__BRIEF__:
Using the data below, return all lines in which "Common" appears.

__WORKING DATA__:
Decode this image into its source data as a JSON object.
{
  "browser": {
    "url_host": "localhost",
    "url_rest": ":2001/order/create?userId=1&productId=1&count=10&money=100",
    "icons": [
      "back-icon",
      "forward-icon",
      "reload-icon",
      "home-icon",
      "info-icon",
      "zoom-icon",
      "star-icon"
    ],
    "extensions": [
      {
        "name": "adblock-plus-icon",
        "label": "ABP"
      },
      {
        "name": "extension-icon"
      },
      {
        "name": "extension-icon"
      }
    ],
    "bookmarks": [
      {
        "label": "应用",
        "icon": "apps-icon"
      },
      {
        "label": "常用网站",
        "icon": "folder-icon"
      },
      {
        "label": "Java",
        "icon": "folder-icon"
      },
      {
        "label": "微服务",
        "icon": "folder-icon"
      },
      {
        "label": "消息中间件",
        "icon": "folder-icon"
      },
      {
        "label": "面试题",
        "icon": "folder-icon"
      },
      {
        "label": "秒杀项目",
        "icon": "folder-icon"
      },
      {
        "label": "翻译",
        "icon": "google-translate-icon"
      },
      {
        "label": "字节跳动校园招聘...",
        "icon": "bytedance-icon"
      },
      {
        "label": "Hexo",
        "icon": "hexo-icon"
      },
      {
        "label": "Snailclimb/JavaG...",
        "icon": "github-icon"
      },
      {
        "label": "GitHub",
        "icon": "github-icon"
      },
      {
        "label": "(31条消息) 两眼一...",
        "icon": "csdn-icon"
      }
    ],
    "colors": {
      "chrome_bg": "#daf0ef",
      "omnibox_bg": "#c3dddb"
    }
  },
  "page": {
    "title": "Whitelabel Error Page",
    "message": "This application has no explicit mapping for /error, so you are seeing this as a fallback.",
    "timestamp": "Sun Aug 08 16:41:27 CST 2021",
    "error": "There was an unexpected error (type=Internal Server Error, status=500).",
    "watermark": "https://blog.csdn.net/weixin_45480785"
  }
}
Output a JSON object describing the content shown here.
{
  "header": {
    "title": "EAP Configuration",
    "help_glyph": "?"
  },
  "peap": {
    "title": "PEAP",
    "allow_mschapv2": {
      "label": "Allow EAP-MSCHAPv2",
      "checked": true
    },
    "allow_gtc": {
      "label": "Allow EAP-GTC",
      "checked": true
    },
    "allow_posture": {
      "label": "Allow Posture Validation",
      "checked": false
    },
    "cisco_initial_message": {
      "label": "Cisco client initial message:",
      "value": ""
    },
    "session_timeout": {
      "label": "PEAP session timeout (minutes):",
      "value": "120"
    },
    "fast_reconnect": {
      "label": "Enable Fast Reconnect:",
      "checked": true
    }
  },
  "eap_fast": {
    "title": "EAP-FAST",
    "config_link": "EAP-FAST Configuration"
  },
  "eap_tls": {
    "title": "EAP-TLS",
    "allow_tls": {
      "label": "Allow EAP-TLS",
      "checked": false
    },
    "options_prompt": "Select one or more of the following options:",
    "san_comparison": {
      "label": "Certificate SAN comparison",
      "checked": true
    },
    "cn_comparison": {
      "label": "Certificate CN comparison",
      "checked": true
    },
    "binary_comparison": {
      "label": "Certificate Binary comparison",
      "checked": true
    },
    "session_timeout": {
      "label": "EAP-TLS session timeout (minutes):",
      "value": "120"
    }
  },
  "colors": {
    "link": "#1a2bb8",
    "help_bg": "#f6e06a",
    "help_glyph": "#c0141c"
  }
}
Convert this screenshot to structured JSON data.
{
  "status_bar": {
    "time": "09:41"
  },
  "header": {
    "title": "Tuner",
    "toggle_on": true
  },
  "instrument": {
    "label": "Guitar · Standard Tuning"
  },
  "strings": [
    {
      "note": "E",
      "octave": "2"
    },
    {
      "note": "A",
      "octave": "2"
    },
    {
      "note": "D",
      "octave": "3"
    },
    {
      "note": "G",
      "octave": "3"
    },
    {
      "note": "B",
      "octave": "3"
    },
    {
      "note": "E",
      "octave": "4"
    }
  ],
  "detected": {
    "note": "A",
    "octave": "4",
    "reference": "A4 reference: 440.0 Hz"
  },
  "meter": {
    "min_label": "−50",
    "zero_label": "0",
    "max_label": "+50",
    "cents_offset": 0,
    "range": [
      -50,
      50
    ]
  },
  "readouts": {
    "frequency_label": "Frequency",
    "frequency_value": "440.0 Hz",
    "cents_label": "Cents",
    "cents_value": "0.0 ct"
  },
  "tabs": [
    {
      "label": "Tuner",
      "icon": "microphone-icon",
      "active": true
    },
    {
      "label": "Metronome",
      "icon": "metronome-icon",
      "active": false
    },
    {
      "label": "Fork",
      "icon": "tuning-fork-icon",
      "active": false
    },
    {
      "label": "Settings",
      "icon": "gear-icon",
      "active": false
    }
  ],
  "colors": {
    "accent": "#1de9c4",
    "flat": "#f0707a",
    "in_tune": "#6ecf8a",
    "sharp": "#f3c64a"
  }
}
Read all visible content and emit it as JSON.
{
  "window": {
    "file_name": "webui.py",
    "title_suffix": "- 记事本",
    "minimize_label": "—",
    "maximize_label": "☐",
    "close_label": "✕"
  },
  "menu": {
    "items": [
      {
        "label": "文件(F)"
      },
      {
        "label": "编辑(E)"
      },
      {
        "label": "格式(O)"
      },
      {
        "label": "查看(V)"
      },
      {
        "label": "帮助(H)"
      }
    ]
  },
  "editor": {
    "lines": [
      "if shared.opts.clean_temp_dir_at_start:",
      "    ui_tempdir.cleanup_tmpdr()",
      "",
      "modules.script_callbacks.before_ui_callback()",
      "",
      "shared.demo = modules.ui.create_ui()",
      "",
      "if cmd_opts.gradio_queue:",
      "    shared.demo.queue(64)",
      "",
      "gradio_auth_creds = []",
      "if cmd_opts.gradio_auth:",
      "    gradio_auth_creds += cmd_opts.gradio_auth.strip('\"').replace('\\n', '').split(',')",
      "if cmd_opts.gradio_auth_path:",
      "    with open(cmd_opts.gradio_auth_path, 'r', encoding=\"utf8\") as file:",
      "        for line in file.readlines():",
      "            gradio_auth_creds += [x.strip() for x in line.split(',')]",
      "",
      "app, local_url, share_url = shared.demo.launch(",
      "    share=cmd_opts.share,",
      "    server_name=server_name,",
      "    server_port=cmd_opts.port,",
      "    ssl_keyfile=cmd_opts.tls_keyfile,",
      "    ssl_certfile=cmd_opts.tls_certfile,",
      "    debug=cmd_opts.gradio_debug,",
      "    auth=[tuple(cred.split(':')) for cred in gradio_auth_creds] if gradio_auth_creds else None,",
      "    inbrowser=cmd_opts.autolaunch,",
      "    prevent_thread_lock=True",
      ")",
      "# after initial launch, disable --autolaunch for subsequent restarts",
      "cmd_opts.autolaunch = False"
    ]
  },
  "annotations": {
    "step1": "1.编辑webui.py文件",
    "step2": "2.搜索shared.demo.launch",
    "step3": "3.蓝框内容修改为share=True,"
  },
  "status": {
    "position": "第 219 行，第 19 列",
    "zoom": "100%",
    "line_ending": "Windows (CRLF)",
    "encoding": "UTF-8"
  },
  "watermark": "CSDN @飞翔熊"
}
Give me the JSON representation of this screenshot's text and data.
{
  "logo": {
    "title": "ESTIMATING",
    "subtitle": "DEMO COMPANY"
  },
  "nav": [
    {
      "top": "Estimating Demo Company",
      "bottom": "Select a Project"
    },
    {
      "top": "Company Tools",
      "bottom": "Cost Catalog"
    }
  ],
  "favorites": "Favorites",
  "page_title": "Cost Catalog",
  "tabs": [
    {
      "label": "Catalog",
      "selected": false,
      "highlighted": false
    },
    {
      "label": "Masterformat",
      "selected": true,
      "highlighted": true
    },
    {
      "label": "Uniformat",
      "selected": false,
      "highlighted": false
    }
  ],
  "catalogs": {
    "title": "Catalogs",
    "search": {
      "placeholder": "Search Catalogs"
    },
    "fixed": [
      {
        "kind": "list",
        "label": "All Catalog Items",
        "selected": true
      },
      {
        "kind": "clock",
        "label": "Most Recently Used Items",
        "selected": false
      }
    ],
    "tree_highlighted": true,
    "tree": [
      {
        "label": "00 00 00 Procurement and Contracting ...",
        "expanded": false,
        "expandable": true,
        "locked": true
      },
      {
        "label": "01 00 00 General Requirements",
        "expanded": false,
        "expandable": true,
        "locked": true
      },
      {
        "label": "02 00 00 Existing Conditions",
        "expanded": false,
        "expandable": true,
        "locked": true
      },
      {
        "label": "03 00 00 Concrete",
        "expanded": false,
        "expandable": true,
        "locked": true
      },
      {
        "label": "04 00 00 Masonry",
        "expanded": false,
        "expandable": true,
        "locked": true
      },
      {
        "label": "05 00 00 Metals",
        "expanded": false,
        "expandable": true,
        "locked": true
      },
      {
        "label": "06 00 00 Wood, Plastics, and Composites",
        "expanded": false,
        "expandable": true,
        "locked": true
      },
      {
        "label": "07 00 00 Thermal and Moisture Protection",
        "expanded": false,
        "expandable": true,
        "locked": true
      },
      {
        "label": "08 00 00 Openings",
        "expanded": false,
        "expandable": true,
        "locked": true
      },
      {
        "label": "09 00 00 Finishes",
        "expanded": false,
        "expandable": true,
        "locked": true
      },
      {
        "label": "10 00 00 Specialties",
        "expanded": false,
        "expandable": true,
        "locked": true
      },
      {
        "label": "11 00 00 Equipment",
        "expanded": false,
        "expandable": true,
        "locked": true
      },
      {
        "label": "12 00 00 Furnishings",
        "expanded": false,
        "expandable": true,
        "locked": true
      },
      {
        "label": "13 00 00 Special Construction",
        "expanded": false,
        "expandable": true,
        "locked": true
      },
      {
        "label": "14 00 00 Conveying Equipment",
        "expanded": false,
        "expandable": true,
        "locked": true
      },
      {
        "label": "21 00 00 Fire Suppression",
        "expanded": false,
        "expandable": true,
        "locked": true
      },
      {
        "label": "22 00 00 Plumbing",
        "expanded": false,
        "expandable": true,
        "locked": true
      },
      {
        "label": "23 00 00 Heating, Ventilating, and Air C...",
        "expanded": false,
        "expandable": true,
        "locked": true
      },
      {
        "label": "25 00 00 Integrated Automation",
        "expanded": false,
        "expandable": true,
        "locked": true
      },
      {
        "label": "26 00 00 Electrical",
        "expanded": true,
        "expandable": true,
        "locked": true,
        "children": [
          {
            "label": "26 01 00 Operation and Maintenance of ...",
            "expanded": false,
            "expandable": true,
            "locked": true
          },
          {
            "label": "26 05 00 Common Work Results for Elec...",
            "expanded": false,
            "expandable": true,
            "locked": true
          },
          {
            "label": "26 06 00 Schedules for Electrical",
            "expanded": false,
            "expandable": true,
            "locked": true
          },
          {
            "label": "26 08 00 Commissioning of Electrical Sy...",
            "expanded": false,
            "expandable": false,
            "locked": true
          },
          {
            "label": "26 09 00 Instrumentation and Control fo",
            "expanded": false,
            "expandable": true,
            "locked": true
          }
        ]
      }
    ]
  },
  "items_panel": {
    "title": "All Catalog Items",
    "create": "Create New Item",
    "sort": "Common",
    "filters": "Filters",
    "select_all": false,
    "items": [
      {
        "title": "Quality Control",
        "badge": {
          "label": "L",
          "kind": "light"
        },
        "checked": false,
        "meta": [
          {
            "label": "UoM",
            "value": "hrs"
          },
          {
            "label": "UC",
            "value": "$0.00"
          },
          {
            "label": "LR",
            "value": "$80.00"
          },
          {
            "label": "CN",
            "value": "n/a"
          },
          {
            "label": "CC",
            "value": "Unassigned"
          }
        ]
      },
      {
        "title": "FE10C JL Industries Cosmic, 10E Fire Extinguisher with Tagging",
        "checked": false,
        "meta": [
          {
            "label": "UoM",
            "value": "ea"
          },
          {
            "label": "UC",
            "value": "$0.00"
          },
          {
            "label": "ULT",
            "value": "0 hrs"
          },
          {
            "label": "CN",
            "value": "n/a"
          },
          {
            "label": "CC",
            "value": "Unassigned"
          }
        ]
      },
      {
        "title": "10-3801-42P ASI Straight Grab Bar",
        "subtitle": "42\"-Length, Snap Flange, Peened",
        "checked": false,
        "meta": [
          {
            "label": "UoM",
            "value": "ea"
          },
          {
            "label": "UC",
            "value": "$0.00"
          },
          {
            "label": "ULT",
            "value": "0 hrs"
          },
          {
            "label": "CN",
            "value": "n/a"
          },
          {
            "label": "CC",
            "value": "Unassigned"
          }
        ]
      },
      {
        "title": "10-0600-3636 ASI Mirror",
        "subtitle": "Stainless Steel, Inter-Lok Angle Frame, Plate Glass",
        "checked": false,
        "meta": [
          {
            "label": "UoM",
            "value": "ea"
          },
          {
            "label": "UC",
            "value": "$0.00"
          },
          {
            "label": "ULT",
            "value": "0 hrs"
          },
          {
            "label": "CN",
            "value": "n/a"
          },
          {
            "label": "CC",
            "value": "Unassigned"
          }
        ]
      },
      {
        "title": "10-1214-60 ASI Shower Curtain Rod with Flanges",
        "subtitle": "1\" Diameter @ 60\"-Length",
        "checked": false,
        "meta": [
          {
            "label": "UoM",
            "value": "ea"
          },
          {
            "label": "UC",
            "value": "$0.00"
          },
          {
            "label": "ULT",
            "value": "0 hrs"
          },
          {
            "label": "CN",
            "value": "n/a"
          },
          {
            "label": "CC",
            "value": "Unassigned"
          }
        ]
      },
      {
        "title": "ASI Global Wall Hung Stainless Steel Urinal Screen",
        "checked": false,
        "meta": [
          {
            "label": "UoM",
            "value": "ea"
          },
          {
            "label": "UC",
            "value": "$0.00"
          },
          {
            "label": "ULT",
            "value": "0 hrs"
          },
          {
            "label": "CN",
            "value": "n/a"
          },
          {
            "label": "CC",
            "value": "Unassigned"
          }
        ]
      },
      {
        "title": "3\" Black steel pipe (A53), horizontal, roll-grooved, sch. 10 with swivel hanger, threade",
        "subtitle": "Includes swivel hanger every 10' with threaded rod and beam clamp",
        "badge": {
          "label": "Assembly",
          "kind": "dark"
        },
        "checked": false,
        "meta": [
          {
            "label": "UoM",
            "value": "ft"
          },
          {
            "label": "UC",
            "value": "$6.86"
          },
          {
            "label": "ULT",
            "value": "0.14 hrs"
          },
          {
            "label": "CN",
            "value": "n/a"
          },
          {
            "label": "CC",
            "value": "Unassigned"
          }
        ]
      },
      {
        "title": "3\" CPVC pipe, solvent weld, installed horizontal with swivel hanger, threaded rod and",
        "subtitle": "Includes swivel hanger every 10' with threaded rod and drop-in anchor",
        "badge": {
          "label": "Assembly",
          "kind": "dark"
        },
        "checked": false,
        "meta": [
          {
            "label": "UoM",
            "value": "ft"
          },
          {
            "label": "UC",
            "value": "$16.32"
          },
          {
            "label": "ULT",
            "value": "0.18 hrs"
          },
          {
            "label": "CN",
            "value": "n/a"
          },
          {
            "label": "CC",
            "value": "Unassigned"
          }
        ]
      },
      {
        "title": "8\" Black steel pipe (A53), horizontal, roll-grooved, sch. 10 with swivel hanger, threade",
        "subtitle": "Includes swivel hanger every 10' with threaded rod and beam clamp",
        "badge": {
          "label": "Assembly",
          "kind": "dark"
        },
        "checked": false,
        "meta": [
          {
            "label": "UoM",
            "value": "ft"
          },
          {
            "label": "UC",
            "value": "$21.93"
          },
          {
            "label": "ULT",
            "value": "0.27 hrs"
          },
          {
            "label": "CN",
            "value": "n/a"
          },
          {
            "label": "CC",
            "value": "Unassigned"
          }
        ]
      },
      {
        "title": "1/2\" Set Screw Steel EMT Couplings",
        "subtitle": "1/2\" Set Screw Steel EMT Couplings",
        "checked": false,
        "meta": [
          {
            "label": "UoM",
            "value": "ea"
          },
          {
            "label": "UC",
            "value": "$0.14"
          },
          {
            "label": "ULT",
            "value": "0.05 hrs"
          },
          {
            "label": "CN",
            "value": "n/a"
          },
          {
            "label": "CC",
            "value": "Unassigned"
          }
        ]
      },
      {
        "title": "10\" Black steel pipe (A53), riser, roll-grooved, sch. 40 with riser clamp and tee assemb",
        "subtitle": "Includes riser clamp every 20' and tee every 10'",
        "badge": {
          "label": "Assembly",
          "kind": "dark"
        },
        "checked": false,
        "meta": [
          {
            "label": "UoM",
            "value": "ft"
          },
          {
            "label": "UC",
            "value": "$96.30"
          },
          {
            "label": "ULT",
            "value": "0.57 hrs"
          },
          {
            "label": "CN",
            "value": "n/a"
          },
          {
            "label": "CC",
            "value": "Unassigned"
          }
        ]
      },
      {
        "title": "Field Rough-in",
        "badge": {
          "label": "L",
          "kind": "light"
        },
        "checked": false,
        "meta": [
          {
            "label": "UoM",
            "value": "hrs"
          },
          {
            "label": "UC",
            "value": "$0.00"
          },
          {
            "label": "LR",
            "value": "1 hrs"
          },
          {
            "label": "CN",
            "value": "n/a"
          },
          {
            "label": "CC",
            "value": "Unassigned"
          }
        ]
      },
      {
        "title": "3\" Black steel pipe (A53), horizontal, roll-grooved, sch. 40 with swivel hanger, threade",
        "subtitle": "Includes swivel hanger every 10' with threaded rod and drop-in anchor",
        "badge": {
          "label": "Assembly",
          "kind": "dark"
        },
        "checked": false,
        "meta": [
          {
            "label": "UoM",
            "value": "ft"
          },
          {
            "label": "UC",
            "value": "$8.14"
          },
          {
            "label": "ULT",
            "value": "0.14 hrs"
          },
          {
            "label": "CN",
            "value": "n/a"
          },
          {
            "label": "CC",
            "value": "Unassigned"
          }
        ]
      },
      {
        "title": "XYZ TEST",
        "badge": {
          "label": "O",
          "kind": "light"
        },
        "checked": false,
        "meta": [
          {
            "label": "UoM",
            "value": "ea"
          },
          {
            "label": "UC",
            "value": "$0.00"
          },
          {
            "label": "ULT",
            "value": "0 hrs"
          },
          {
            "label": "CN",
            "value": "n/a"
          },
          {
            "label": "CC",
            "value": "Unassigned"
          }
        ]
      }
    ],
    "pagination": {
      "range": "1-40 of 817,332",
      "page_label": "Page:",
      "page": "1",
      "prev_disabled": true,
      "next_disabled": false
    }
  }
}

__ANSWER SECTION__:
            "label": "26 05 00 Common Work Results for Elec...",
    "sort": "Common",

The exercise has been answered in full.